Most applications for four-processor servers are heavy. Big databases and high-performance computing (HPC) implementations can make the most of the horsepower provided by the bigger iron, whereas lighter-weight tasks, such as Web serving, file serving and application servers, are best suited to dual-processor systems. Appro International Inc.’s 4148HS-82 borrows from both worlds.
As with anything that promises more for less, the 4148HS-82 has some drawbacks, particularly when it comes to disk I/O. The mainboard is a standard Tyan S4880 with integrated parallel ATA controllers, a Silicon Image 3114 SATA controller, and an LSI Logic SCSI controller.
The server shipped by Appro came with 8GB of DDR400 RAM, four 2.2GHz Opteron 848 processors, and two 72GB 10K RPM SCSI drives. Although only two drives were included, the 4148HS-82 can house eight hot-swap SCSI drives, while its sister, the 4148HI-82, swaps the SCSI subsystem for SATA. For those looking to run Linux on the 4148HS-82, factor in the cost of a SATA RAID controller or purchase the Ultra320 SCSI version of the 4148HS-82 to ensure compatibility. In the lab, I put the 4148HS-82 through its paces under Windows Server 2003 and Red Hat Enterprise Linux 3.0.

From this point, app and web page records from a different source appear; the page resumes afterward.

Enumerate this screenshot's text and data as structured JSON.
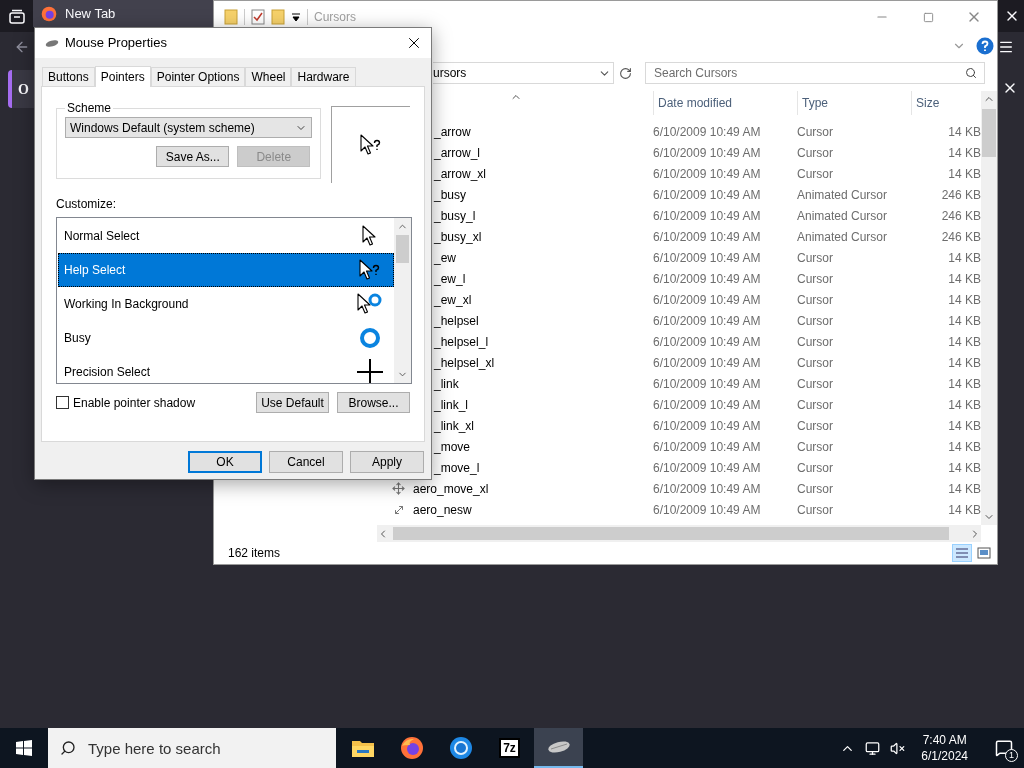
{
  "browser": {
    "tab": "New Tab",
    "button": "O"
  },
  "explorer": {
    "title": "Cursors",
    "address": "ursors",
    "search": {
      "placeholder": "Search Cursors"
    },
    "columns": [
      "Date modified",
      "Type",
      "Size"
    ],
    "rows": [
      {
        "name": "_arrow",
        "date": "6/10/2009 10:49 AM",
        "type": "Cursor",
        "size": "14 KB",
        "kind": "partial"
      },
      {
        "name": "_arrow_l",
        "date": "6/10/2009 10:49 AM",
        "type": "Cursor",
        "size": "14 KB",
        "kind": "partial"
      },
      {
        "name": "_arrow_xl",
        "date": "6/10/2009 10:49 AM",
        "type": "Cursor",
        "size": "14 KB",
        "kind": "partial"
      },
      {
        "name": "_busy",
        "date": "6/10/2009 10:49 AM",
        "type": "Animated Cursor",
        "size": "246 KB",
        "kind": "partial"
      },
      {
        "name": "_busy_l",
        "date": "6/10/2009 10:49 AM",
        "type": "Animated Cursor",
        "size": "246 KB",
        "kind": "partial"
      },
      {
        "name": "_busy_xl",
        "date": "6/10/2009 10:49 AM",
        "type": "Animated Cursor",
        "size": "246 KB",
        "kind": "partial"
      },
      {
        "name": "_ew",
        "date": "6/10/2009 10:49 AM",
        "type": "Cursor",
        "size": "14 KB",
        "kind": "partial"
      },
      {
        "name": "_ew_l",
        "date": "6/10/2009 10:49 AM",
        "type": "Cursor",
        "size": "14 KB",
        "kind": "partial"
      },
      {
        "name": "_ew_xl",
        "date": "6/10/2009 10:49 AM",
        "type": "Cursor",
        "size": "14 KB",
        "kind": "partial"
      },
      {
        "name": "_helpsel",
        "date": "6/10/2009 10:49 AM",
        "type": "Cursor",
        "size": "14 KB",
        "kind": "partial"
      },
      {
        "name": "_helpsel_l",
        "date": "6/10/2009 10:49 AM",
        "type": "Cursor",
        "size": "14 KB",
        "kind": "partial"
      },
      {
        "name": "_helpsel_xl",
        "date": "6/10/2009 10:49 AM",
        "type": "Cursor",
        "size": "14 KB",
        "kind": "partial"
      },
      {
        "name": "_link",
        "date": "6/10/2009 10:49 AM",
        "type": "Cursor",
        "size": "14 KB",
        "kind": "partial"
      },
      {
        "name": "_link_l",
        "date": "6/10/2009 10:49 AM",
        "type": "Cursor",
        "size": "14 KB",
        "kind": "partial"
      },
      {
        "name": "_link_xl",
        "date": "6/10/2009 10:49 AM",
        "type": "Cursor",
        "size": "14 KB",
        "kind": "partial"
      },
      {
        "name": "_move",
        "date": "6/10/2009 10:49 AM",
        "type": "Cursor",
        "size": "14 KB",
        "kind": "partial"
      },
      {
        "name": "_move_l",
        "date": "6/10/2009 10:49 AM",
        "type": "Cursor",
        "size": "14 KB",
        "kind": "partial"
      },
      {
        "name": "aero_move_xl",
        "date": "6/10/2009 10:49 AM",
        "type": "Cursor",
        "size": "14 KB",
        "kind": "move"
      },
      {
        "name": "aero_nesw",
        "date": "6/10/2009 10:49 AM",
        "type": "Cursor",
        "size": "14 KB",
        "kind": "resize"
      }
    ],
    "status": "162 items"
  },
  "dialog": {
    "title": "Mouse Properties",
    "tabs": [
      {
        "label": "Buttons",
        "selected": false
      },
      {
        "label": "Pointers",
        "selected": true
      },
      {
        "label": "Pointer Options",
        "selected": false
      },
      {
        "label": "Wheel",
        "selected": false
      },
      {
        "label": "Hardware",
        "selected": false
      }
    ],
    "scheme": {
      "label": "Scheme",
      "value": "Windows Default (system scheme)",
      "buttons": [
        {
          "label": "Save As...",
          "disabled": false
        },
        {
          "label": "Delete",
          "disabled": true
        }
      ]
    },
    "customize_label": "Customize:",
    "cursors": [
      {
        "name": "Normal Select",
        "kind": "arrow",
        "selected": false
      },
      {
        "name": "Help Select",
        "kind": "help",
        "selected": true
      },
      {
        "name": "Working In Background",
        "kind": "working",
        "selected": false
      },
      {
        "name": "Busy",
        "kind": "busy",
        "selected": false
      },
      {
        "name": "Precision Select",
        "kind": "cross",
        "selected": false
      }
    ],
    "shadow": {
      "label": "Enable pointer shadow",
      "checked": false
    },
    "list_buttons": [
      "Use Default",
      "Browse..."
    ],
    "buttons": [
      {
        "label": "OK",
        "default": true
      },
      {
        "label": "Cancel",
        "default": false
      },
      {
        "label": "Apply",
        "default": false
      }
    ]
  },
  "taskbar": {
    "search_placeholder": "Type here to search",
    "apps": [
      {
        "kind": "explorer",
        "active": false
      },
      {
        "kind": "firefox",
        "active": false
      },
      {
        "kind": "browser",
        "active": false
      },
      {
        "kind": "archiver",
        "label": "7z",
        "active": false
      },
      {
        "kind": "mouse",
        "active": true
      }
    ],
    "time": "7:40 AM",
    "date": "6/1/2024",
    "notifications": "1"
  }
}
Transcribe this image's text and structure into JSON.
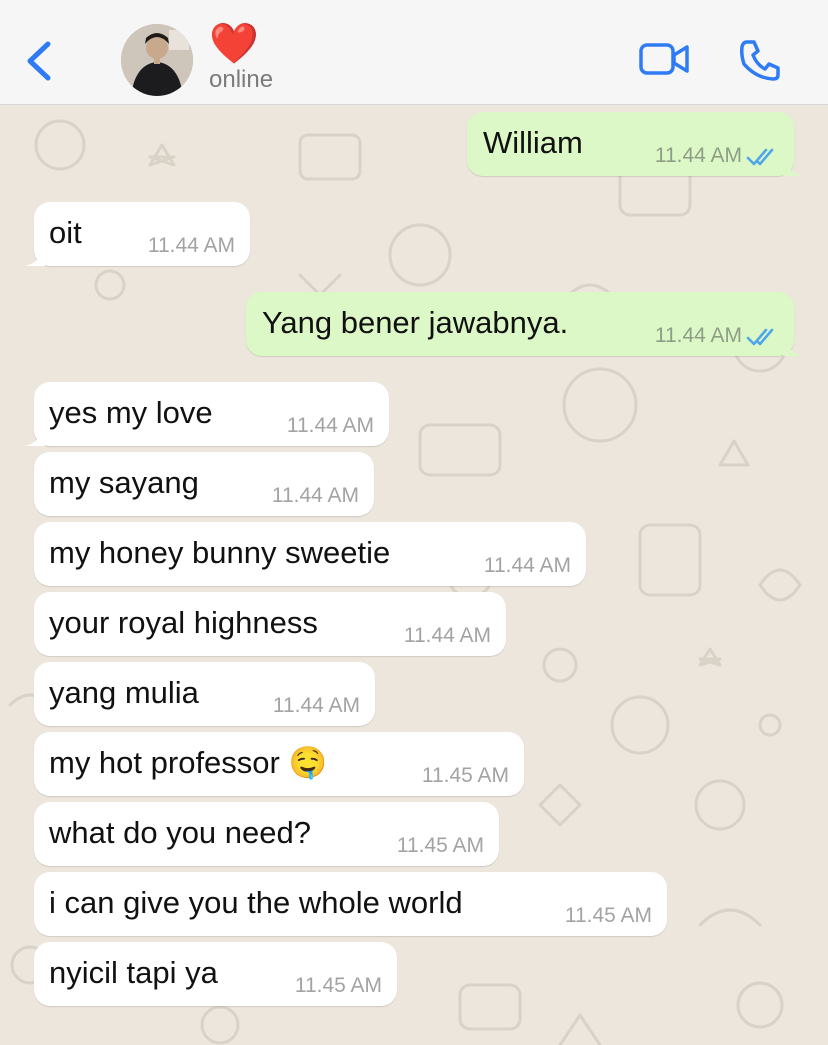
{
  "header": {
    "contact_name": "❤️",
    "status": "online"
  },
  "icons": {
    "back": "chevron-left-icon",
    "video": "video-camera-icon",
    "call": "phone-icon"
  },
  "colors": {
    "accent": "#2f7bf6",
    "bubble_in": "#ffffff",
    "bubble_out": "#dcf8c6",
    "read_ticks": "#4fa6e8",
    "wallpaper": "#ece6dd"
  },
  "messages": [
    {
      "dir": "out",
      "text": "William",
      "time": "11.44 AM",
      "read": true
    },
    {
      "dir": "in",
      "text": "oit",
      "time": "11.44 AM"
    },
    {
      "dir": "out",
      "text": "Yang bener jawabnya.",
      "time": "11.44 AM",
      "read": true
    },
    {
      "dir": "in",
      "text": "yes my love",
      "time": "11.44 AM"
    },
    {
      "dir": "in",
      "text": "my sayang",
      "time": "11.44 AM"
    },
    {
      "dir": "in",
      "text": "my honey bunny sweetie",
      "time": "11.44 AM"
    },
    {
      "dir": "in",
      "text": "your royal highness",
      "time": "11.44 AM"
    },
    {
      "dir": "in",
      "text": "yang mulia",
      "time": "11.44 AM"
    },
    {
      "dir": "in",
      "text": "my hot professor 🤤",
      "time": "11.45 AM"
    },
    {
      "dir": "in",
      "text": "what do you need?",
      "time": "11.45 AM"
    },
    {
      "dir": "in",
      "text": "i can give you the whole world",
      "time": "11.45 AM"
    },
    {
      "dir": "in",
      "text": "nyicil tapi ya",
      "time": "11.45 AM"
    }
  ]
}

I tested Windows performance running SiSoftware’s Sandra 2005, nbench SMB file-sharing benchmarks and the MySQL benchmark suite. The Linux tests included RSA key generation times, MySQL benchmark testing and nbench testing. Under both operating systems, the results were on a par with other quad-processor Opteron servers, with the disk I/O subsystem showing relatively poor performance owing to the low-end LSI Logic controller hardware.
Compute performance was impressive, however. For example, I pitted the 4148HS-82 against a dual-Opteron 248 system with the task of encoding a 30-minute DVD Video Object (VOB) file into an Audio Video Interleaved (AVI) file using transcode on Linux. The 4148HS-82 finished approximately five minutes ahead of the dual CPU system, for a 12 per cent edge in performance.

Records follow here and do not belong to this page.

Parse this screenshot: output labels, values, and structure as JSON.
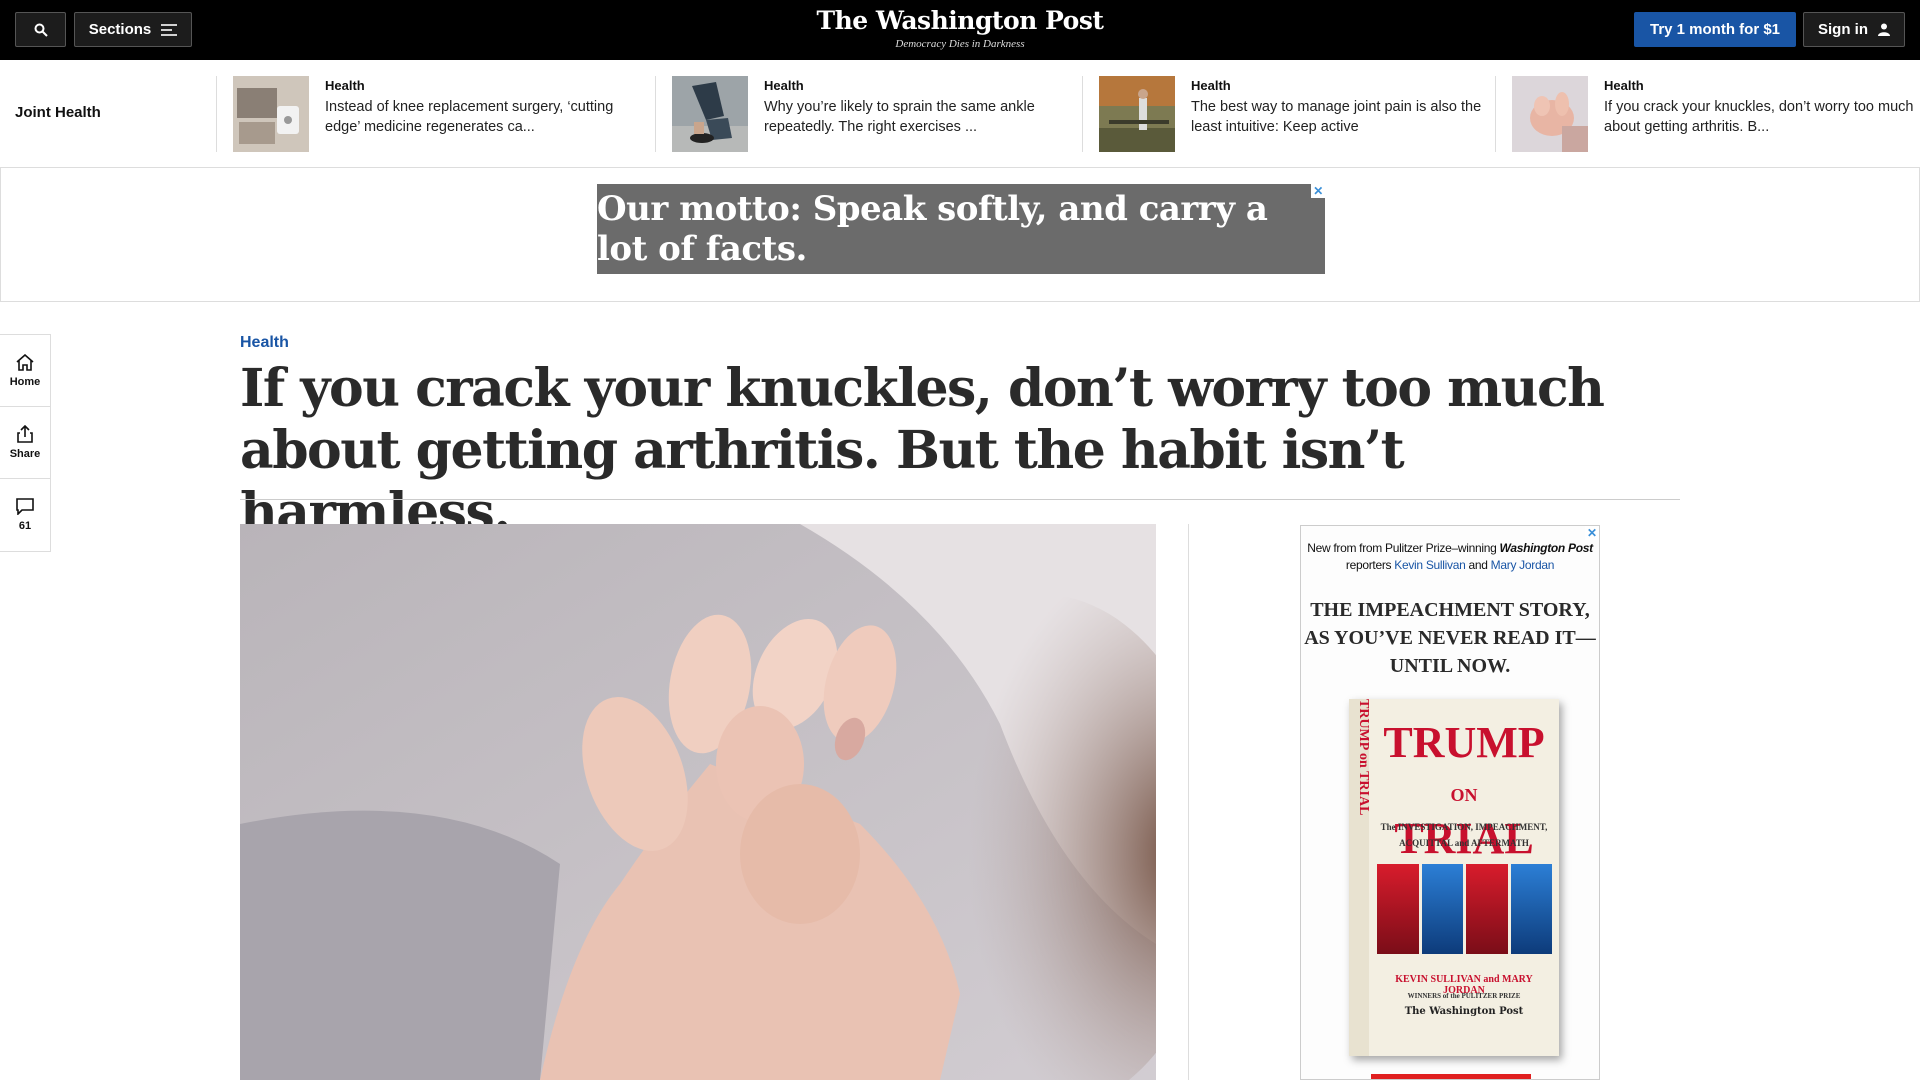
{
  "header": {
    "sections_label": "Sections",
    "logo": "The Washington Post",
    "tagline": "Democracy Dies in Darkness",
    "trial_button": "Try 1 month for $1",
    "signin_button": "Sign in"
  },
  "strip": {
    "label": "Joint Health",
    "items": [
      {
        "kicker": "Health",
        "headline": "Instead of knee replacement surgery, ‘cutting edge’ medicine regenerates ca..."
      },
      {
        "kicker": "Health",
        "headline": "Why you’re likely to sprain the same ankle repeatedly. The right exercises ..."
      },
      {
        "kicker": "Health",
        "headline": "The best way to manage joint pain is also the least intuitive: Keep active"
      },
      {
        "kicker": "Health",
        "headline": "If you crack your knuckles, don’t worry too much about getting arthritis. B..."
      }
    ]
  },
  "banner_ad": {
    "text": "Our motto: Speak softly, and carry a lot of facts.",
    "close": "✕"
  },
  "rail": {
    "home": "Home",
    "share": "Share",
    "comments": "61"
  },
  "article": {
    "kicker": "Health",
    "headline": "If you crack your knuckles, don’t worry too much about getting arthritis. But the habit isn’t harmless."
  },
  "side_ad": {
    "close": "✕",
    "line1_pre": "New from from Pulitzer Prize–winning ",
    "line1_pub": "Washington Post",
    "line2_pre": "reporters ",
    "author1": "Kevin Sullivan",
    "and": " and ",
    "author2": "Mary Jordan",
    "headline": "THE IMPEACHMENT STORY, AS YOU’VE NEVER READ IT— UNTIL NOW.",
    "book_title_1": "TRUMP",
    "book_title_on": "ON",
    "book_title_2": "TRIAL",
    "book_subtitle": "The INVESTIGATION, IMPEACHMENT, ACQUITTAL and AFTERMATH",
    "book_authors": "KEVIN SULLIVAN and MARY JORDAN",
    "book_winners": "WINNERS of the PULITZER PRIZE",
    "book_logo": "The Washington Post",
    "spine_text": "TRUMP on TRIAL"
  }
}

When later tasked with many simultaneous encoding jobs, the 4148HS-82 really demonstrated its torque. In short, if the goal is to cull through mountains of data on a continuous basis, the 4148HS-82 will fit right in. The rear panel provides access to two 64-bit 100MHz PCI-X slots, two 64-bit 66MHz PCI-X slots and a single 32-bit 33MHz PCI slot. Nearby, an airflow panel can be removed to access the processors. The CPUs have active heat sinks covered by a duct and cooled by three hot-swappable fans.

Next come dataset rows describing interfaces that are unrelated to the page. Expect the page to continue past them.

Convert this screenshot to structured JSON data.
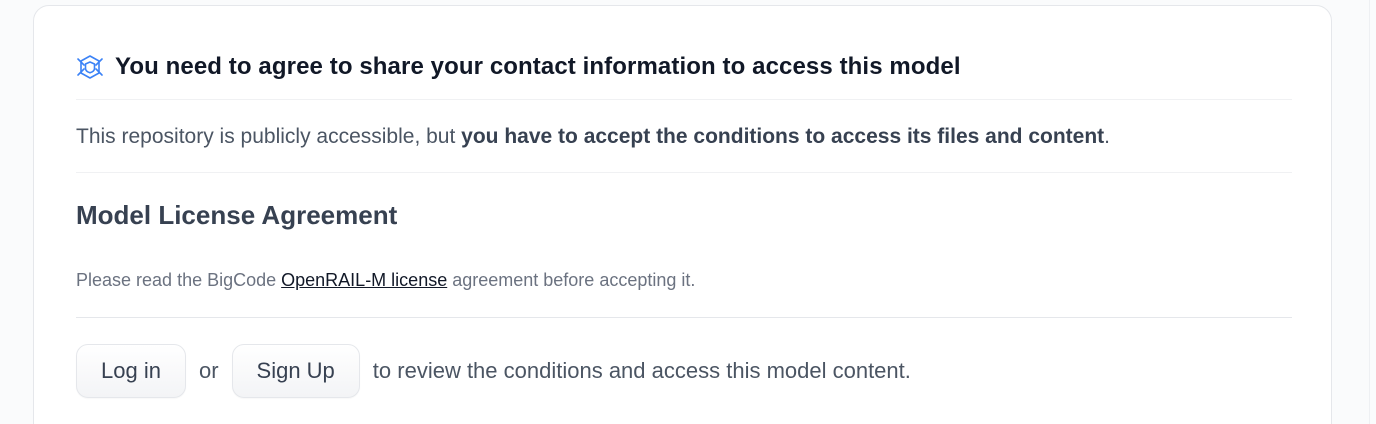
{
  "gate": {
    "icon": "shield-gate-icon",
    "title": "You need to agree to share your contact information to access this model"
  },
  "notice": {
    "prefix": "This repository is publicly accessible, but ",
    "emphasis": "you have to accept the conditions to access its files and content",
    "suffix": "."
  },
  "license": {
    "heading": "Model License Agreement",
    "text_before": "Please read the BigCode ",
    "link_text": "OpenRAIL-M license",
    "text_after": " agreement before accepting it."
  },
  "actions": {
    "login_label": "Log in",
    "or_text": "or",
    "signup_label": "Sign Up",
    "tail_text": "to review the conditions and access this model content."
  },
  "colors": {
    "accent_icon": "#3b82f6",
    "title_text": "#111827",
    "body_text": "#4b5563",
    "muted_text": "#6b7280"
  }
}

The 4148HS-82 exhibited no heat problems during testing, but it is power hungry. The server requires at least two of its 500-watt hot-swappable power supplies.
For specialized applications requiring significant number-crunching performance, the 4148HS-82 would be a good choice to stretch the budget. But it lacks enterprise-class I/O components. As configured, it would shine as a SAN-connected database server or an HPC node.
Quick Link 055738